The hospital burial ground remains and is accessible and maintained although the last patient interment occurred in 1971.
Graves & Burials at Winwick Hospital
Very few of the graves remain in the burial ground today. There are nine visible stones as of March 2022. All stones are the same small rectangular ledger stones, with up to three people buried in each. A separate plaque for each person with name, age and date of death is attached.
The existing graves can be viewed on find-a-grave.
There are also images available of a small number of graves which were visible after the hospital closed, but aren't there now. These can be seen at Winwick Remembered.
Memories of Winwick Hospital
I was recently contacted by Tim Mather, who's Grandfather and Great-Grandfather both worked at Winwick.
His Great Grandfather William Britch worked at the hospital as an engineer until his death in 1914. William was killed at Winwick Asylum having met with an "accident" on 2nd June 1914. He had been struck over the head from behind with a chamber-pot by a patient. He had been warned never to turn his back on this person but forgot and sustained a fractured skull and died in Warrington Infirmary 3 days after the event on 4th June 1914.

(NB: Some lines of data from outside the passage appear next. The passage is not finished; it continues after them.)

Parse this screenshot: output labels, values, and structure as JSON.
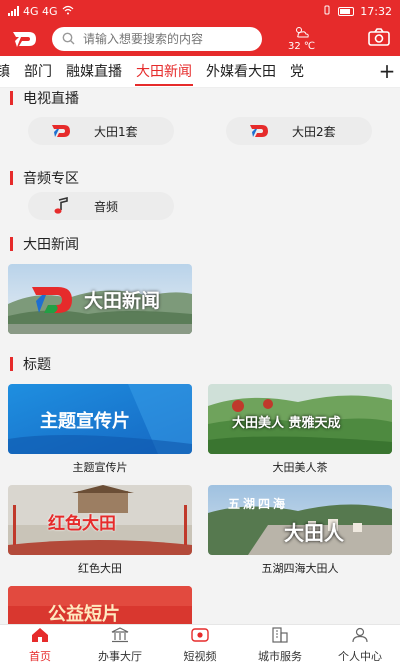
{
  "status_bar": {
    "left_text": "4G  4G",
    "time": "17:32"
  },
  "header": {
    "search_placeholder": "请输入想要搜索的内容",
    "temperature": "32 ℃"
  },
  "tabs": [
    "镇",
    "部门",
    "融媒直播",
    "大田新闻",
    "外媒看大田",
    "党"
  ],
  "sections": {
    "tv": {
      "title": "电视直播",
      "items": [
        "大田1套",
        "大田2套"
      ]
    },
    "audio": {
      "title": "音频专区",
      "items": [
        "音频"
      ]
    },
    "news": {
      "title": "大田新闻",
      "banner_text": "大田新闻"
    },
    "topics": {
      "title": "标题",
      "items": [
        {
          "caption": "主题宣传片",
          "overlay": "主题宣传片"
        },
        {
          "caption": "大田美人茶",
          "overlay": "大田美人 贵雅天成"
        },
        {
          "caption": "红色大田",
          "overlay": "红色大田"
        },
        {
          "caption": "五湖四海大田人",
          "overlay_top": "五湖四海",
          "overlay": "大田人"
        },
        {
          "overlay": "公益短片"
        }
      ]
    }
  },
  "bottom_nav": [
    "首页",
    "办事大厅",
    "短视频",
    "城市服务",
    "个人中心"
  ],
  "colors": {
    "accent": "#e62b2b"
  }
}
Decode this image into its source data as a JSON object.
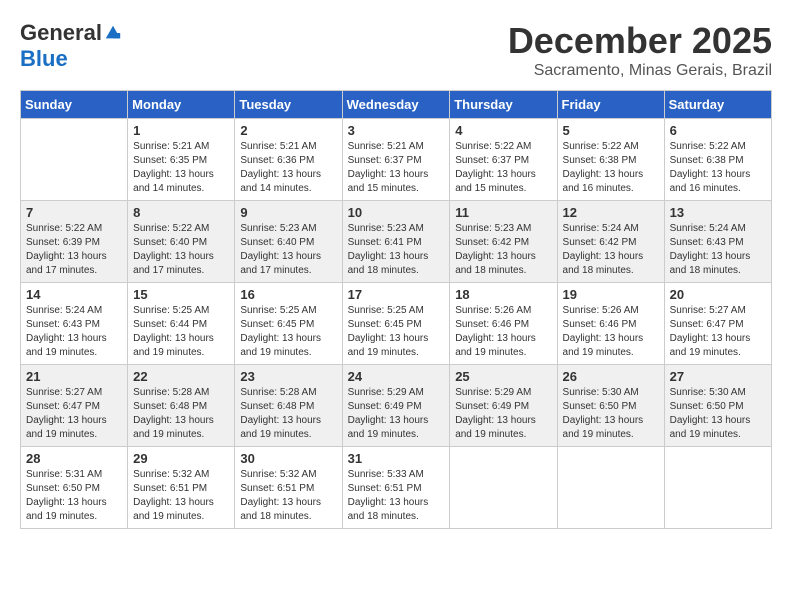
{
  "header": {
    "logo_general": "General",
    "logo_blue": "Blue",
    "month_title": "December 2025",
    "location": "Sacramento, Minas Gerais, Brazil"
  },
  "days_of_week": [
    "Sunday",
    "Monday",
    "Tuesday",
    "Wednesday",
    "Thursday",
    "Friday",
    "Saturday"
  ],
  "weeks": [
    [
      {
        "num": "",
        "sunrise": "",
        "sunset": "",
        "daylight": "",
        "empty": true
      },
      {
        "num": "1",
        "sunrise": "Sunrise: 5:21 AM",
        "sunset": "Sunset: 6:35 PM",
        "daylight": "Daylight: 13 hours and 14 minutes."
      },
      {
        "num": "2",
        "sunrise": "Sunrise: 5:21 AM",
        "sunset": "Sunset: 6:36 PM",
        "daylight": "Daylight: 13 hours and 14 minutes."
      },
      {
        "num": "3",
        "sunrise": "Sunrise: 5:21 AM",
        "sunset": "Sunset: 6:37 PM",
        "daylight": "Daylight: 13 hours and 15 minutes."
      },
      {
        "num": "4",
        "sunrise": "Sunrise: 5:22 AM",
        "sunset": "Sunset: 6:37 PM",
        "daylight": "Daylight: 13 hours and 15 minutes."
      },
      {
        "num": "5",
        "sunrise": "Sunrise: 5:22 AM",
        "sunset": "Sunset: 6:38 PM",
        "daylight": "Daylight: 13 hours and 16 minutes."
      },
      {
        "num": "6",
        "sunrise": "Sunrise: 5:22 AM",
        "sunset": "Sunset: 6:38 PM",
        "daylight": "Daylight: 13 hours and 16 minutes."
      }
    ],
    [
      {
        "num": "7",
        "sunrise": "Sunrise: 5:22 AM",
        "sunset": "Sunset: 6:39 PM",
        "daylight": "Daylight: 13 hours and 17 minutes."
      },
      {
        "num": "8",
        "sunrise": "Sunrise: 5:22 AM",
        "sunset": "Sunset: 6:40 PM",
        "daylight": "Daylight: 13 hours and 17 minutes."
      },
      {
        "num": "9",
        "sunrise": "Sunrise: 5:23 AM",
        "sunset": "Sunset: 6:40 PM",
        "daylight": "Daylight: 13 hours and 17 minutes."
      },
      {
        "num": "10",
        "sunrise": "Sunrise: 5:23 AM",
        "sunset": "Sunset: 6:41 PM",
        "daylight": "Daylight: 13 hours and 18 minutes."
      },
      {
        "num": "11",
        "sunrise": "Sunrise: 5:23 AM",
        "sunset": "Sunset: 6:42 PM",
        "daylight": "Daylight: 13 hours and 18 minutes."
      },
      {
        "num": "12",
        "sunrise": "Sunrise: 5:24 AM",
        "sunset": "Sunset: 6:42 PM",
        "daylight": "Daylight: 13 hours and 18 minutes."
      },
      {
        "num": "13",
        "sunrise": "Sunrise: 5:24 AM",
        "sunset": "Sunset: 6:43 PM",
        "daylight": "Daylight: 13 hours and 18 minutes."
      }
    ],
    [
      {
        "num": "14",
        "sunrise": "Sunrise: 5:24 AM",
        "sunset": "Sunset: 6:43 PM",
        "daylight": "Daylight: 13 hours and 19 minutes."
      },
      {
        "num": "15",
        "sunrise": "Sunrise: 5:25 AM",
        "sunset": "Sunset: 6:44 PM",
        "daylight": "Daylight: 13 hours and 19 minutes."
      },
      {
        "num": "16",
        "sunrise": "Sunrise: 5:25 AM",
        "sunset": "Sunset: 6:45 PM",
        "daylight": "Daylight: 13 hours and 19 minutes."
      },
      {
        "num": "17",
        "sunrise": "Sunrise: 5:25 AM",
        "sunset": "Sunset: 6:45 PM",
        "daylight": "Daylight: 13 hours and 19 minutes."
      },
      {
        "num": "18",
        "sunrise": "Sunrise: 5:26 AM",
        "sunset": "Sunset: 6:46 PM",
        "daylight": "Daylight: 13 hours and 19 minutes."
      },
      {
        "num": "19",
        "sunrise": "Sunrise: 5:26 AM",
        "sunset": "Sunset: 6:46 PM",
        "daylight": "Daylight: 13 hours and 19 minutes."
      },
      {
        "num": "20",
        "sunrise": "Sunrise: 5:27 AM",
        "sunset": "Sunset: 6:47 PM",
        "daylight": "Daylight: 13 hours and 19 minutes."
      }
    ],
    [
      {
        "num": "21",
        "sunrise": "Sunrise: 5:27 AM",
        "sunset": "Sunset: 6:47 PM",
        "daylight": "Daylight: 13 hours and 19 minutes."
      },
      {
        "num": "22",
        "sunrise": "Sunrise: 5:28 AM",
        "sunset": "Sunset: 6:48 PM",
        "daylight": "Daylight: 13 hours and 19 minutes."
      },
      {
        "num": "23",
        "sunrise": "Sunrise: 5:28 AM",
        "sunset": "Sunset: 6:48 PM",
        "daylight": "Daylight: 13 hours and 19 minutes."
      },
      {
        "num": "24",
        "sunrise": "Sunrise: 5:29 AM",
        "sunset": "Sunset: 6:49 PM",
        "daylight": "Daylight: 13 hours and 19 minutes."
      },
      {
        "num": "25",
        "sunrise": "Sunrise: 5:29 AM",
        "sunset": "Sunset: 6:49 PM",
        "daylight": "Daylight: 13 hours and 19 minutes."
      },
      {
        "num": "26",
        "sunrise": "Sunrise: 5:30 AM",
        "sunset": "Sunset: 6:50 PM",
        "daylight": "Daylight: 13 hours and 19 minutes."
      },
      {
        "num": "27",
        "sunrise": "Sunrise: 5:30 AM",
        "sunset": "Sunset: 6:50 PM",
        "daylight": "Daylight: 13 hours and 19 minutes."
      }
    ],
    [
      {
        "num": "28",
        "sunrise": "Sunrise: 5:31 AM",
        "sunset": "Sunset: 6:50 PM",
        "daylight": "Daylight: 13 hours and 19 minutes."
      },
      {
        "num": "29",
        "sunrise": "Sunrise: 5:32 AM",
        "sunset": "Sunset: 6:51 PM",
        "daylight": "Daylight: 13 hours and 19 minutes."
      },
      {
        "num": "30",
        "sunrise": "Sunrise: 5:32 AM",
        "sunset": "Sunset: 6:51 PM",
        "daylight": "Daylight: 13 hours and 18 minutes."
      },
      {
        "num": "31",
        "sunrise": "Sunrise: 5:33 AM",
        "sunset": "Sunset: 6:51 PM",
        "daylight": "Daylight: 13 hours and 18 minutes."
      },
      {
        "num": "",
        "sunrise": "",
        "sunset": "",
        "daylight": "",
        "empty": true
      },
      {
        "num": "",
        "sunrise": "",
        "sunset": "",
        "daylight": "",
        "empty": true
      },
      {
        "num": "",
        "sunrise": "",
        "sunset": "",
        "daylight": "",
        "empty": true
      }
    ]
  ]
}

His Grandfather Fred Miller worked as a male nurse at the hospital until his death in 1965
Cheyvonne Bower is a local historian with a passion for the past.